The plan is to scan them in high quality and then get them properly printed on a nice archival paper. That way I can use them as book covers, end papers and all sorts of wonderful things! I also won’t have to cut these ones up! I might even put these on my wall as they look quite nice in real life – even if I do say so myself!
I have some more in the pipeline, those will be subject specific, a you seem to get so many of the same thing in these bigs bulk packs of stamps, so I am thinking ones with, animals, birds, transport, flowers and maybe a small one with insects!

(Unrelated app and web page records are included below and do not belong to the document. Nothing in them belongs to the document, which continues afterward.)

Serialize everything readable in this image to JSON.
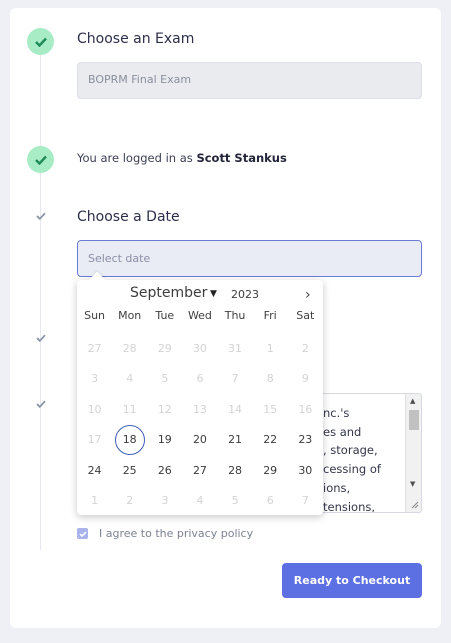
{
  "steps": {
    "exam": {
      "title": "Choose an Exam",
      "selected_value": "BOPRM Final Exam"
    },
    "login": {
      "prefix": "You are logged in as",
      "user": "Scott Stankus"
    },
    "date": {
      "title": "Choose a Date",
      "placeholder": "Select date"
    }
  },
  "datepicker": {
    "month": "September",
    "year": "2023",
    "next_symbol": "›",
    "weekdays": [
      "Sun",
      "Mon",
      "Tue",
      "Wed",
      "Thu",
      "Fri",
      "Sat"
    ],
    "weeks": [
      [
        {
          "d": "27",
          "m": "prev"
        },
        {
          "d": "28",
          "m": "prev"
        },
        {
          "d": "29",
          "m": "prev"
        },
        {
          "d": "30",
          "m": "prev"
        },
        {
          "d": "31",
          "m": "prev"
        },
        {
          "d": "1",
          "m": "dis"
        },
        {
          "d": "2",
          "m": "dis"
        }
      ],
      [
        {
          "d": "3",
          "m": "dis"
        },
        {
          "d": "4",
          "m": "dis"
        },
        {
          "d": "5",
          "m": "dis"
        },
        {
          "d": "6",
          "m": "dis"
        },
        {
          "d": "7",
          "m": "dis"
        },
        {
          "d": "8",
          "m": "dis"
        },
        {
          "d": "9",
          "m": "dis"
        }
      ],
      [
        {
          "d": "10",
          "m": "dis"
        },
        {
          "d": "11",
          "m": "dis"
        },
        {
          "d": "12",
          "m": "dis"
        },
        {
          "d": "13",
          "m": "dis"
        },
        {
          "d": "14",
          "m": "dis"
        },
        {
          "d": "15",
          "m": "dis"
        },
        {
          "d": "16",
          "m": "dis"
        }
      ],
      [
        {
          "d": "17",
          "m": "dis"
        },
        {
          "d": "18",
          "m": "sel"
        },
        {
          "d": "19",
          "m": "cur"
        },
        {
          "d": "20",
          "m": "cur"
        },
        {
          "d": "21",
          "m": "cur"
        },
        {
          "d": "22",
          "m": "cur"
        },
        {
          "d": "23",
          "m": "cur"
        }
      ],
      [
        {
          "d": "24",
          "m": "cur"
        },
        {
          "d": "25",
          "m": "cur"
        },
        {
          "d": "26",
          "m": "cur"
        },
        {
          "d": "27",
          "m": "cur"
        },
        {
          "d": "28",
          "m": "cur"
        },
        {
          "d": "29",
          "m": "cur"
        },
        {
          "d": "30",
          "m": "cur"
        }
      ],
      [
        {
          "d": "1",
          "m": "next"
        },
        {
          "d": "2",
          "m": "next"
        },
        {
          "d": "3",
          "m": "next"
        },
        {
          "d": "4",
          "m": "next"
        },
        {
          "d": "5",
          "m": "next"
        },
        {
          "d": "6",
          "m": "next"
        },
        {
          "d": "7",
          "m": "next"
        }
      ]
    ]
  },
  "policy": {
    "visible_lines": [
      "nc.'s",
      "es and",
      ", storage,",
      "cessing of",
      "ions,",
      "tensions,"
    ]
  },
  "agree": {
    "label": "I agree to the privacy policy",
    "checked": true
  },
  "checkout_label": "Ready to Checkout",
  "colors": {
    "accent": "#5c6fe3",
    "success_bg": "#a8ecc6",
    "success_check": "#1f8a57"
  }
}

As I think many of you will have heard me go on about, I am going to have a table at the Crafty Fox Market in Brixton on April 16th (please come along if you’re around), which, now I have done my essay (phew!) I am now really looking forward to. So… in preparation for some more stock, I have been making some paper – stamp paper. Having done it once before for a book for my Dad, I knew it would look nice – and luckily I have not been dissapointed yet –
I have some plans for some more single coloured ones, but that might come in the easter break as they take a while to make! Whilst sticking stamps, I came across one which was amazingly relevant – a stamp showing a small etching of some printers – AMAZING!!
I imagine many of you will be thinking ‘that’s really not very exciting’ – HOWEVER, for a team of 9 who have spent a whole Friday having lectures (very intresting ones mind you) on the history of printing, this is VERY exciting! This little picture is showing one man inking up the block to be printed and the other selecting type from the cases (where the term upper and lower case from, the capitals being in the ‘upper case’).
I’ve also been sent a great flyer from the Crafty Fox Market for the fair on the 16th April, so here it is – spread the word!!